Well its the 10th week of my internship already and I cant believe how quick its going. I can tell after a week of being home I’ll want to be back out here diving again, and that’s what just might happen…

Big news for paradise divers is that Dan is now a proud owner of a new RIB, much larger and quicker than his previous one allowing more divers to go out and enjoy the dive sites. I’m buzzing to get out on it and dive from it.image2

This week we were out on a DSD (discover scuba diving course for beginners) and Carly, another Divemaster, spotted yet another Angel Shark but at El Puertito this time. Two very lucky customers to see that, and of course the turtles were on top form spending plenty of time with us getting their shells scratched.image3

Myself, Dan and Carly went out to El Puertito to do a Project Aware dive. This means taking a net bag diving with us and picking up any rubbish laying on the sea bed. Its surprising how much stuff we came out with, its sad really because the turtles or any other sea life 12313656_10153744242254561_1038849370425681484_ncould easily get trapped or tangled up in the rubbish and result in serious harm. We collected together a load of glass bottles, cans, plastic bottles, rope, and even fishing lines with hooks still attached.

 

Anyway back to paradise for me… bye!

DM Internship blog – Carly Pickford

Hi Everyone,

4 weeks later and I’m now a qualified Rescue Diver, the course was challenging but great fun! Many different scenarios in open water to deal with, from panicked to non – responsive divers. The course has increased my confidence considerably.

I completed my first deep dive at 39 metres this week. We went to a site called Palm Mar Cave. I had to write my name backwards and do a maths test. I was pleased to say that I did not suffer with nitrogen narcosis which was much to Dans disappointment as he had the camera at the ready!

image1 image2Yesterday I led my first dive (only a little assistance from Dan!) with two open water divers at El Puertito. The green turtles (Jose, Julio and Humpy) were there and behaved in their usual friendly inquisitive manner; always a pleasure to see happy divers faces when they come along.

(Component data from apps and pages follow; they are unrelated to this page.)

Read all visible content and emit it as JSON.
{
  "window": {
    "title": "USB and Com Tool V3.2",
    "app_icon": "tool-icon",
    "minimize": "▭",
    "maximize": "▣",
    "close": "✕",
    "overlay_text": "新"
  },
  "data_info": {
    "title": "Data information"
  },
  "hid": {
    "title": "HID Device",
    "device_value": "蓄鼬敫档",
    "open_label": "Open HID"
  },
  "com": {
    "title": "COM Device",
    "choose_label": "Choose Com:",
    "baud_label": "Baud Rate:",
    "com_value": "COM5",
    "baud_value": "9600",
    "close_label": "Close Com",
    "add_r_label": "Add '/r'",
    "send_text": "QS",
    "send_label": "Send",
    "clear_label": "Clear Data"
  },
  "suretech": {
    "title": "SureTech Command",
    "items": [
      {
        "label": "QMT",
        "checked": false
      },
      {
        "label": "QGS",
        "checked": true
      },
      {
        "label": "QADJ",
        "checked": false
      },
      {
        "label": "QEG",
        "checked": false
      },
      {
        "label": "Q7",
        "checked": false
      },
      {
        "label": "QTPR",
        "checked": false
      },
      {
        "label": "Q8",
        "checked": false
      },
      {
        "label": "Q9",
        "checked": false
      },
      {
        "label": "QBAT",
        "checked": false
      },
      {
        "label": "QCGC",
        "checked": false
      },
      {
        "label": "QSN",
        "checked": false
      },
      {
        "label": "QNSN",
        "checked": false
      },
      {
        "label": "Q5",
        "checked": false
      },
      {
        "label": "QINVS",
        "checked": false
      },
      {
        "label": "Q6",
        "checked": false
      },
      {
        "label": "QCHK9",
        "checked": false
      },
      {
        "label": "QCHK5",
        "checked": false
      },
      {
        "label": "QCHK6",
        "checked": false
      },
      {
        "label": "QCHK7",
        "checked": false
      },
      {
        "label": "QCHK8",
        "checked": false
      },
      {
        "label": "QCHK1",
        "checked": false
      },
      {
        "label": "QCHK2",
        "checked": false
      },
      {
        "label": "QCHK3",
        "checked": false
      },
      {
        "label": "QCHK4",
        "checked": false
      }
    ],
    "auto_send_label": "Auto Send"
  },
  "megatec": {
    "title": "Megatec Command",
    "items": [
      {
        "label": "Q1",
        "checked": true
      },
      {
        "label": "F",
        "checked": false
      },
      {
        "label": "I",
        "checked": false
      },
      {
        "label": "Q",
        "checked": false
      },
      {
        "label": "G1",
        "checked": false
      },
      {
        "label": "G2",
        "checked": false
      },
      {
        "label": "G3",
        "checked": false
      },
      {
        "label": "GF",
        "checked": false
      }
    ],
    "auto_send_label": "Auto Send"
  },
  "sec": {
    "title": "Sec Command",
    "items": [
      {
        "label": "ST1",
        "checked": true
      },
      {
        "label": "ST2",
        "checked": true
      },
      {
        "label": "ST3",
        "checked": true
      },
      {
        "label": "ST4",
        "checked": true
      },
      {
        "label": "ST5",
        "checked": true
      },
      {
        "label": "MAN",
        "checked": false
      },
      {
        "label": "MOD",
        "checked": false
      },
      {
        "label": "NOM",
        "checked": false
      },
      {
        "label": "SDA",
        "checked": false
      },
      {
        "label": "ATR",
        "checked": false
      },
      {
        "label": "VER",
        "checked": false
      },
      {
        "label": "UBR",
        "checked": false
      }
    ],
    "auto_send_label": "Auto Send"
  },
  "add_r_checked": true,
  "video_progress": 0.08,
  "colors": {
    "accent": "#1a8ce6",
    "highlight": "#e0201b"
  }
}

I also led my first snorkel trip this week at El Puertito. The visibility was great and we saw a Scorpian fish, barracudas and of course the local resident turtles. The customers had a great time, bar the slightly scary driving experience in the mini bus! I assured them I was a better diver than driver….practice makes perfect hey!!